Philadelphia-Glaucoma specialists agree that lack of compliance with medical therapy is a significant barrier to successful disease management. Patients have a multitude of reasons for failing to comply with their medical regimen. Some, such as the cost of medication, are largely beyond physician control, but any measures that can be taken to improve compliance should help somewhat with this difficult issue.
"Compliance is a huge problem for any chronic disease, including glaucoma," said L. Jay Katz, MD, professor, Jefferson Medical College, Philadelphia, and co-director of the Glaucoma Service and director of the clinical fellowship program, Wills Eye Hospital, Philadelphia. "There's no easy way for us to measure how adherent patients are to medical therapy, but the best estimates we have, based on fragmentary evidence, are that maybe half of our patients aren't taking their medication the way they're supposed to be taking it."
Lack of symptoms
"If you have a disease where if you take your medication, the symptoms go away, you'll take it," Dr. Piltz-Seymour added. "Glaucoma has no symptoms, so it is very hard for patients to have the reinforcement that they may need to take their medicine. The medicines don't help them feel better or help them see better, so it's very hard for patients to remember."
She advises patients to tie their medication dose into their routine, such as taking it every night at the same time as they brush their teeth, or to keep a chart or check off doses on the calendar, but notes that these strategies don't always work.
"We have to do whatever we can to encourage compliance and regular use of their medication," she added.
Simplifying the regimen
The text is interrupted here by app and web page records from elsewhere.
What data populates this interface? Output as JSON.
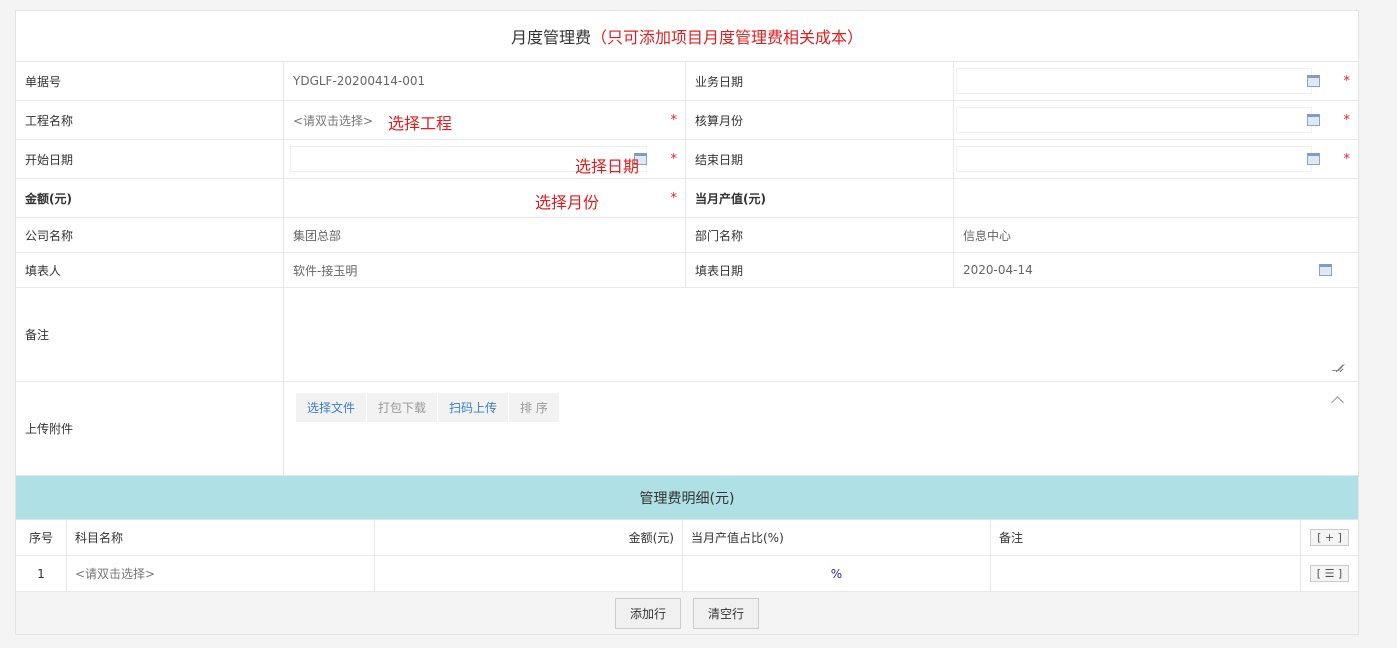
{
  "header": {
    "title": "月度管理费",
    "note": "（只可添加项目月度管理费相关成本）"
  },
  "fields": {
    "doc_no_label": "单据号",
    "doc_no": "YDGLF-20200414-001",
    "biz_date_label": "业务日期",
    "project_label": "工程名称",
    "project_hint": "<请双击选择>",
    "project_annotation": "选择工程",
    "acct_month_label": "核算月份",
    "start_label": "开始日期",
    "start_annotation": "选择日期",
    "end_label": "结束日期",
    "amount_label": "金额(元)",
    "amount_annotation": "选择月份",
    "output_label": "当月产值(元)",
    "company_label": "公司名称",
    "company": "集团总部",
    "dept_label": "部门名称",
    "dept": "信息中心",
    "filler_label": "填表人",
    "filler": "软件-接玉明",
    "fill_date_label": "填表日期",
    "fill_date": "2020-04-14",
    "remark_label": "备注",
    "upload_label": "上传附件",
    "required": "*"
  },
  "upload_buttons": [
    "选择文件",
    "打包下载",
    "扫码上传",
    "排 序"
  ],
  "detail": {
    "title": "管理费明细(元)",
    "columns": [
      "序号",
      "科目名称",
      "金额(元)",
      "当月产值占比(%)",
      "备注"
    ],
    "add_icon": "[ + ]",
    "rows": [
      {
        "no": "1",
        "subject": "<请双击选择>",
        "pct": "%",
        "menu": "[ ☰ ]"
      }
    ]
  },
  "footer": {
    "add_row": "添加行",
    "clear_rows": "清空行"
  }
}
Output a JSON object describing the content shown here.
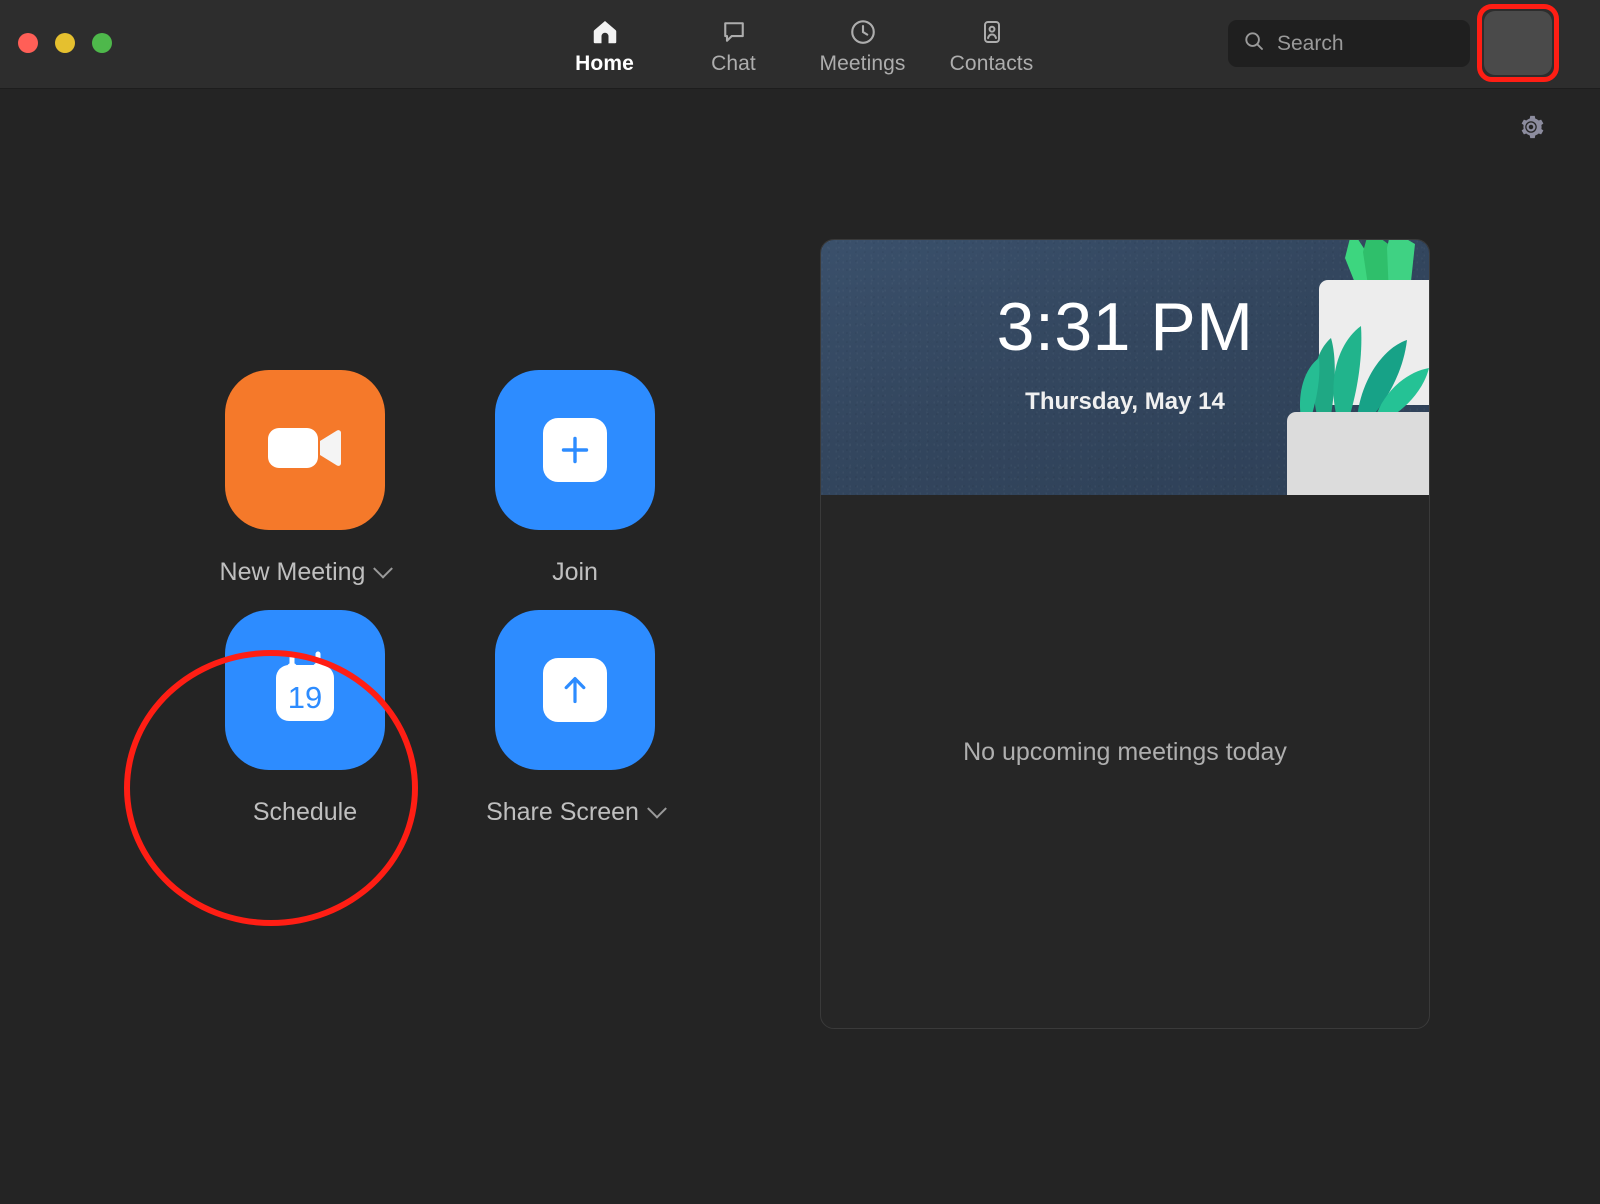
{
  "window": {
    "traffic_lights": [
      {
        "name": "close",
        "color": "#FF5F57"
      },
      {
        "name": "minimize",
        "color": "#E5C02F"
      },
      {
        "name": "maximize",
        "color": "#4EB84B"
      }
    ]
  },
  "nav": {
    "tabs": [
      {
        "label": "Home",
        "icon": "home-icon",
        "active": true
      },
      {
        "label": "Chat",
        "icon": "chat-bubble-icon",
        "active": false
      },
      {
        "label": "Meetings",
        "icon": "clock-icon",
        "active": false
      },
      {
        "label": "Contacts",
        "icon": "contact-card-icon",
        "active": false
      }
    ]
  },
  "search": {
    "placeholder": "Search",
    "value": "",
    "icon": "search-icon"
  },
  "profile": {
    "avatar_label": "",
    "highlighted": true
  },
  "settings": {
    "icon": "gear-icon",
    "label": ""
  },
  "actions": [
    {
      "label": "New Meeting",
      "icon": "video-camera-icon",
      "color": "#F5792A",
      "has_dropdown": true,
      "highlighted": false
    },
    {
      "label": "Join",
      "icon": "plus-icon",
      "color": "#2D8CFF",
      "has_dropdown": false,
      "highlighted": false
    },
    {
      "label": "Schedule",
      "icon": "calendar-icon",
      "color": "#2D8CFF",
      "has_dropdown": false,
      "highlighted": true,
      "calendar_day": "19"
    },
    {
      "label": "Share Screen",
      "icon": "up-arrow-icon",
      "color": "#2D8CFF",
      "has_dropdown": true,
      "highlighted": false
    }
  ],
  "panel": {
    "time": "3:31 PM",
    "date": "Thursday, May 14",
    "empty_message": "No upcoming meetings today",
    "banner_color": "#33465E",
    "illustration": "potted-plant-illustration"
  },
  "annotations": {
    "accent_color": "#FF1E14",
    "circle_target": "Schedule",
    "rect_target": "profile-avatar"
  }
}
Simplifying the regimen is another tactic. Since elderly patients commonly take a variety of medications for different medical problems, adding to their burden with a glaucoma drug that needs to be taken several times a day, or prescribing two or three glaucoma drugs, is not likely to foster compliance.
A prostaglandin analogue that can be taken once a day to provide 24-hour control is often effective, Dr. Piltz-Seymour said.
Another obstacle is the difficulty elderly patients may encounter in simply trying to open a bottle of drops if their hands are stiff with arthritis. They may be unable to use the medication unless someone else is available to help by opening the bottle, administering the drops, or both, Dr. Katz said. Patients might also be squeamish about putting things in their eye and prefer to have someone else do it, skipping doses if no one is on hand.
Drug costs are also a major issue affecting compliance. Sometimes patients who have difficulty instilling their drops may run out before their formulary allows a refill. Faced with the choice of paying out of their own pockets or waiting until a new prescription is covered by their drug plan, patients often choose to go without the medication, Dr. Katz said.
Similarly, some patients are lax in obtaining a refill even when it is fully covered, Dr. Piltz-Seymour said. If possible, physicians should prescribe several months' worth of medication at the same time to reduce the number of opportunities that a patient might have to forget or postpone a refill, she added.
Returning to the cost issue, she noted the doctors are often unaware of the costs of medication or which drugs are covered under which plans and may unwittingly contribute to a compliance problem.
"You really have to discuss with your patients what they're paying and which medications are first-line on their pharmaceutical plans so that they minimize the costs," Dr. Piltz-Seymour said.
Patients who do not have prescription drug coverage should be urged to shop around, since the price of medication can vary widely at different pharmacies, she added.